Records for this exercise:
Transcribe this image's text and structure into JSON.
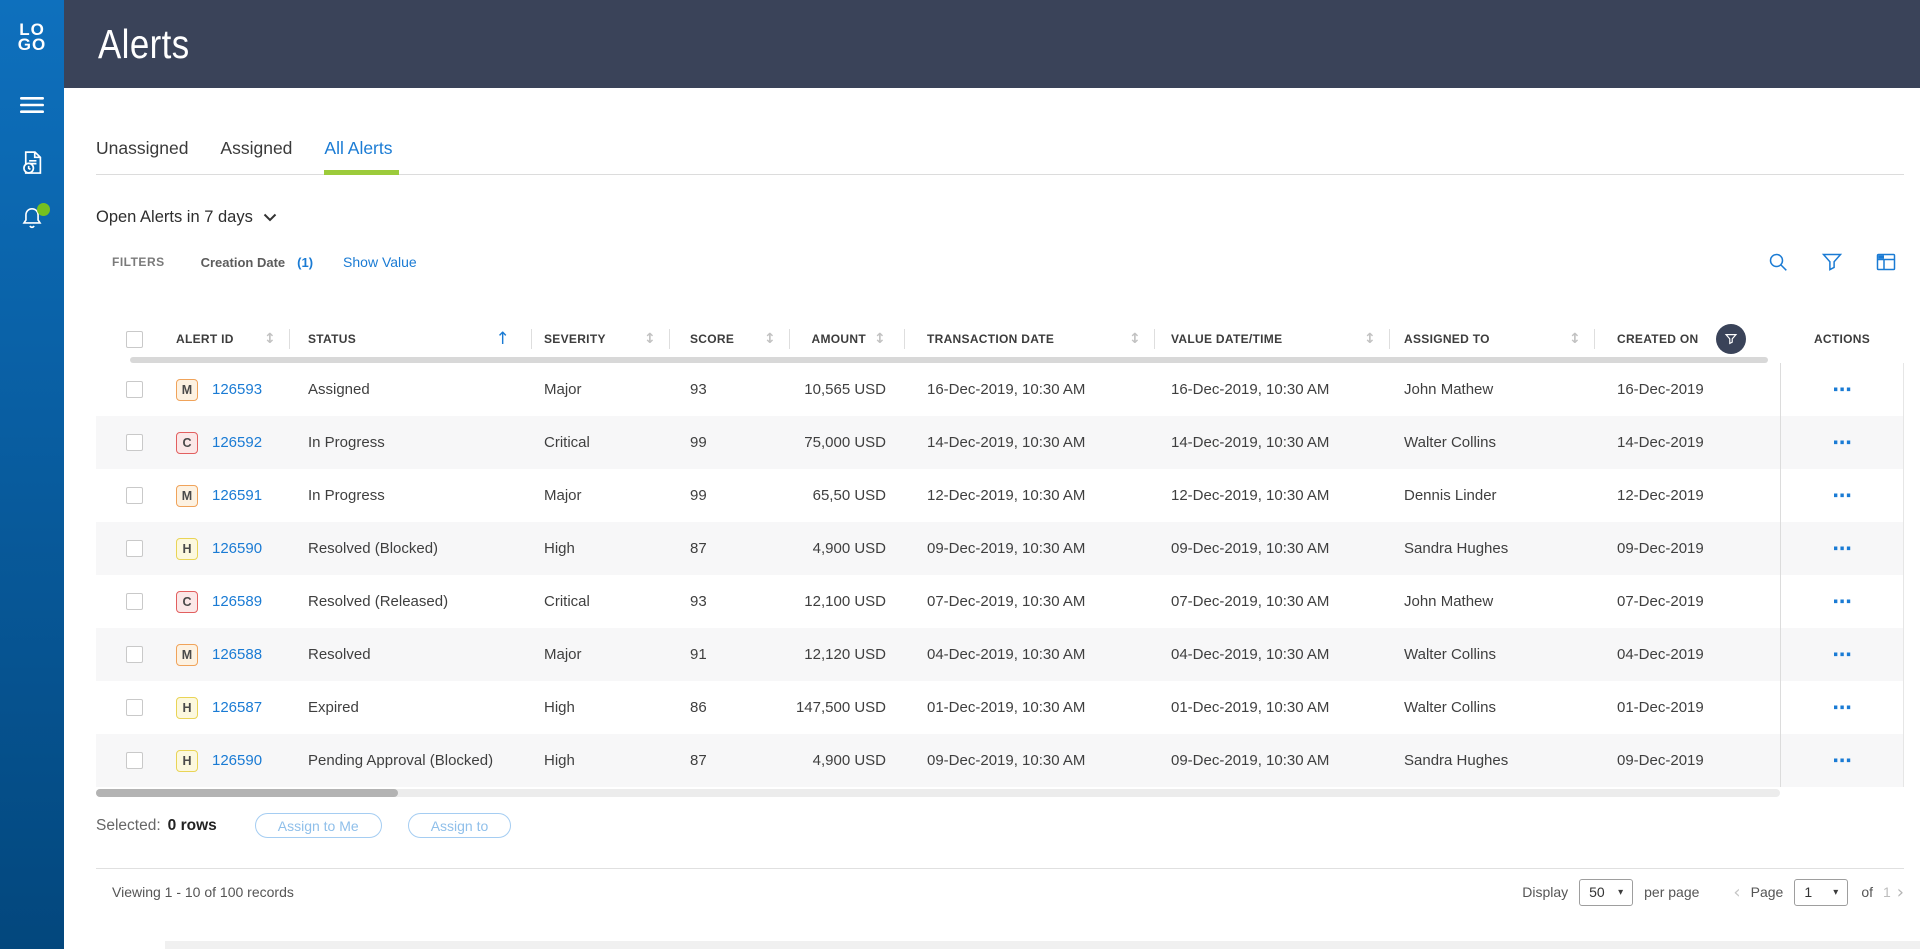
{
  "sidebar": {
    "logo_line1": "LO",
    "logo_line2": "GO",
    "notification_dot_color": "#76c021"
  },
  "header": {
    "title": "Alerts"
  },
  "tabs": [
    {
      "label": "Unassigned",
      "active": false
    },
    {
      "label": "Assigned",
      "active": false
    },
    {
      "label": "All Alerts",
      "active": true
    }
  ],
  "filter_dropdown": {
    "label": "Open Alerts in 7 days"
  },
  "filters_bar": {
    "filters_label": "FILTERS",
    "filter_name": "Creation Date",
    "filter_count": "(1)",
    "show_value": "Show Value"
  },
  "table": {
    "columns": [
      {
        "label": "",
        "type": "checkbox"
      },
      {
        "label": "ALERT ID",
        "sort": "none"
      },
      {
        "label": "STATUS",
        "sort": "asc"
      },
      {
        "label": "SEVERITY",
        "sort": "none"
      },
      {
        "label": "SCORE",
        "sort": "none"
      },
      {
        "label": "AMOUNT",
        "sort": "none"
      },
      {
        "label": "TRANSACTION DATE",
        "sort": "none"
      },
      {
        "label": "VALUE DATE/TIME",
        "sort": "none"
      },
      {
        "label": "ASSIGNED TO",
        "sort": "none"
      },
      {
        "label": "CREATED ON",
        "filtered": true
      },
      {
        "label": "ACTIONS"
      }
    ],
    "rows": [
      {
        "severity_code": "M",
        "alert_id": "126593",
        "status": "Assigned",
        "severity": "Major",
        "score": "93",
        "amount": "10,565 USD",
        "transaction_date": "16-Dec-2019, 10:30 AM",
        "value_date": "16-Dec-2019, 10:30 AM",
        "assigned_to": "John Mathew",
        "created_on": "16-Dec-2019"
      },
      {
        "severity_code": "C",
        "alert_id": "126592",
        "status": "In Progress",
        "severity": "Critical",
        "score": "99",
        "amount": "75,000 USD",
        "transaction_date": "14-Dec-2019, 10:30 AM",
        "value_date": "14-Dec-2019, 10:30 AM",
        "assigned_to": "Walter Collins",
        "created_on": "14-Dec-2019"
      },
      {
        "severity_code": "M",
        "alert_id": "126591",
        "status": "In Progress",
        "severity": "Major",
        "score": "99",
        "amount": "65,50 USD",
        "transaction_date": "12-Dec-2019, 10:30 AM",
        "value_date": "12-Dec-2019, 10:30 AM",
        "assigned_to": "Dennis Linder",
        "created_on": "12-Dec-2019"
      },
      {
        "severity_code": "H",
        "alert_id": "126590",
        "status": "Resolved (Blocked)",
        "severity": "High",
        "score": "87",
        "amount": "4,900 USD",
        "transaction_date": "09-Dec-2019, 10:30 AM",
        "value_date": "09-Dec-2019, 10:30 AM",
        "assigned_to": "Sandra Hughes",
        "created_on": "09-Dec-2019"
      },
      {
        "severity_code": "C",
        "alert_id": "126589",
        "status": "Resolved (Released)",
        "severity": "Critical",
        "score": "93",
        "amount": "12,100 USD",
        "transaction_date": "07-Dec-2019, 10:30 AM",
        "value_date": "07-Dec-2019, 10:30 AM",
        "assigned_to": "John Mathew",
        "created_on": "07-Dec-2019"
      },
      {
        "severity_code": "M",
        "alert_id": "126588",
        "status": "Resolved",
        "severity": "Major",
        "score": "91",
        "amount": "12,120 USD",
        "transaction_date": "04-Dec-2019, 10:30 AM",
        "value_date": "04-Dec-2019, 10:30 AM",
        "assigned_to": "Walter Collins",
        "created_on": "04-Dec-2019"
      },
      {
        "severity_code": "H",
        "alert_id": "126587",
        "status": "Expired",
        "severity": "High",
        "score": "86",
        "amount": "147,500 USD",
        "transaction_date": "01-Dec-2019, 10:30 AM",
        "value_date": "01-Dec-2019, 10:30 AM",
        "assigned_to": "Walter Collins",
        "created_on": "01-Dec-2019"
      },
      {
        "severity_code": "H",
        "alert_id": "126590",
        "status": "Pending Approval (Blocked)",
        "severity": "High",
        "score": "87",
        "amount": "4,900 USD",
        "transaction_date": "09-Dec-2019, 10:30 AM",
        "value_date": "09-Dec-2019, 10:30 AM",
        "assigned_to": "Sandra Hughes",
        "created_on": "09-Dec-2019"
      }
    ]
  },
  "severity_badges": {
    "M": {
      "bg": "#fdf2e2",
      "border": "#f0a35a"
    },
    "C": {
      "bg": "#fbe8e8",
      "border": "#e25f5f"
    },
    "H": {
      "bg": "#fcf8de",
      "border": "#e9d456"
    }
  },
  "selection": {
    "label": "Selected:",
    "count": "0 rows",
    "assign_to_me_label": "Assign to Me",
    "assign_to_label": "Assign to"
  },
  "pagination": {
    "viewing": "Viewing 1 - 10 of 100 records",
    "display_label": "Display",
    "page_size": "50",
    "per_page_label": "per page",
    "page_label": "Page",
    "page_value": "1",
    "of_label": "of",
    "total_pages": "1"
  },
  "colors": {
    "accent_blue": "#1a7bd4",
    "tab_underline_green": "#9ccb3b",
    "header_navy": "#3a4359",
    "sidebar_blue_top": "#0e70bd",
    "sidebar_blue_bottom": "#03477d"
  }
}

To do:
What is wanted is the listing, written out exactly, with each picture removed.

Exercise solution:
Transcribe this image's text and structure into JSON.
{
  "sidebar": {
    "logo_line1": "LO",
    "logo_line2": "GO",
    "notification_dot_color": "#76c021"
  },
  "header": {
    "title": "Alerts"
  },
  "tabs": [
    {
      "label": "Unassigned",
      "active": false
    },
    {
      "label": "Assigned",
      "active": false
    },
    {
      "label": "All Alerts",
      "active": true
    }
  ],
  "filter_dropdown": {
    "label": "Open Alerts in 7 days"
  },
  "filters_bar": {
    "filters_label": "FILTERS",
    "filter_name": "Creation Date",
    "filter_count": "(1)",
    "show_value": "Show Value"
  },
  "table": {
    "columns": [
      {
        "label": "",
        "type": "checkbox"
      },
      {
        "label": "ALERT ID",
        "sort": "none"
      },
      {
        "label": "STATUS",
        "sort": "asc"
      },
      {
        "label": "SEVERITY",
        "sort": "none"
      },
      {
        "label": "SCORE",
        "sort": "none"
      },
      {
        "label": "AMOUNT",
        "sort": "none"
      },
      {
        "label": "TRANSACTION DATE",
        "sort": "none"
      },
      {
        "label": "VALUE DATE/TIME",
        "sort": "none"
      },
      {
        "label": "ASSIGNED TO",
        "sort": "none"
      },
      {
        "label": "CREATED ON",
        "filtered": true
      },
      {
        "label": "ACTIONS"
      }
    ],
    "rows": [
      {
        "severity_code": "M",
        "alert_id": "126593",
        "status": "Assigned",
        "severity": "Major",
        "score": "93",
        "amount": "10,565 USD",
        "transaction_date": "16-Dec-2019, 10:30 AM",
        "value_date": "16-Dec-2019, 10:30 AM",
        "assigned_to": "John Mathew",
        "created_on": "16-Dec-2019"
      },
      {
        "severity_code": "C",
        "alert_id": "126592",
        "status": "In Progress",
        "severity": "Critical",
        "score": "99",
        "amount": "75,000 USD",
        "transaction_date": "14-Dec-2019, 10:30 AM",
        "value_date": "14-Dec-2019, 10:30 AM",
        "assigned_to": "Walter Collins",
        "created_on": "14-Dec-2019"
      },
      {
        "severity_code": "M",
        "alert_id": "126591",
        "status": "In Progress",
        "severity": "Major",
        "score": "99",
        "amount": "65,50 USD",
        "transaction_date": "12-Dec-2019, 10:30 AM",
        "value_date": "12-Dec-2019, 10:30 AM",
        "assigned_to": "Dennis Linder",
        "created_on": "12-Dec-2019"
      },
      {
        "severity_code": "H",
        "alert_id": "126590",
        "status": "Resolved (Blocked)",
        "severity": "High",
        "score": "87",
        "amount": "4,900 USD",
        "transaction_date": "09-Dec-2019, 10:30 AM",
        "value_date": "09-Dec-2019, 10:30 AM",
        "assigned_to": "Sandra Hughes",
        "created_on": "09-Dec-2019"
      },
      {
        "severity_code": "C",
        "alert_id": "126589",
        "status": "Resolved (Released)",
        "severity": "Critical",
        "score": "93",
        "amount": "12,100 USD",
        "transaction_date": "07-Dec-2019, 10:30 AM",
        "value_date": "07-Dec-2019, 10:30 AM",
        "assigned_to": "John Mathew",
        "created_on": "07-Dec-2019"
      },
      {
        "severity_code": "M",
        "alert_id": "126588",
        "status": "Resolved",
        "severity": "Major",
        "score": "91",
        "amount": "12,120 USD",
        "transaction_date": "04-Dec-2019, 10:30 AM",
        "value_date": "04-Dec-2019, 10:30 AM",
        "assigned_to": "Walter Collins",
        "created_on": "04-Dec-2019"
      },
      {
        "severity_code": "H",
        "alert_id": "126587",
        "status": "Expired",
        "severity": "High",
        "score": "86",
        "amount": "147,500 USD",
        "transaction_date": "01-Dec-2019, 10:30 AM",
        "value_date": "01-Dec-2019, 10:30 AM",
        "assigned_to": "Walter Collins",
        "created_on": "01-Dec-2019"
      },
      {
        "severity_code": "H",
        "alert_id": "126590",
        "status": "Pending Approval (Blocked)",
        "severity": "High",
        "score": "87",
        "amount": "4,900 USD",
        "transaction_date": "09-Dec-2019, 10:30 AM",
        "value_date": "09-Dec-2019, 10:30 AM",
        "assigned_to": "Sandra Hughes",
        "created_on": "09-Dec-2019"
      }
    ]
  },
  "severity_badges": {
    "M": {
      "bg": "#fdf2e2",
      "border": "#f0a35a"
    },
    "C": {
      "bg": "#fbe8e8",
      "border": "#e25f5f"
    },
    "H": {
      "bg": "#fcf8de",
      "border": "#e9d456"
    }
  },
  "selection": {
    "label": "Selected:",
    "count": "0 rows",
    "assign_to_me_label": "Assign to Me",
    "assign_to_label": "Assign to"
  },
  "pagination": {
    "viewing": "Viewing 1 - 10 of 100 records",
    "display_label": "Display",
    "page_size": "50",
    "per_page_label": "per page",
    "page_label": "Page",
    "page_value": "1",
    "of_label": "of",
    "total_pages": "1"
  },
  "colors": {
    "accent_blue": "#1a7bd4",
    "tab_underline_green": "#9ccb3b",
    "header_navy": "#3a4359",
    "sidebar_blue_top": "#0e70bd",
    "sidebar_blue_bottom": "#03477d"
  }
}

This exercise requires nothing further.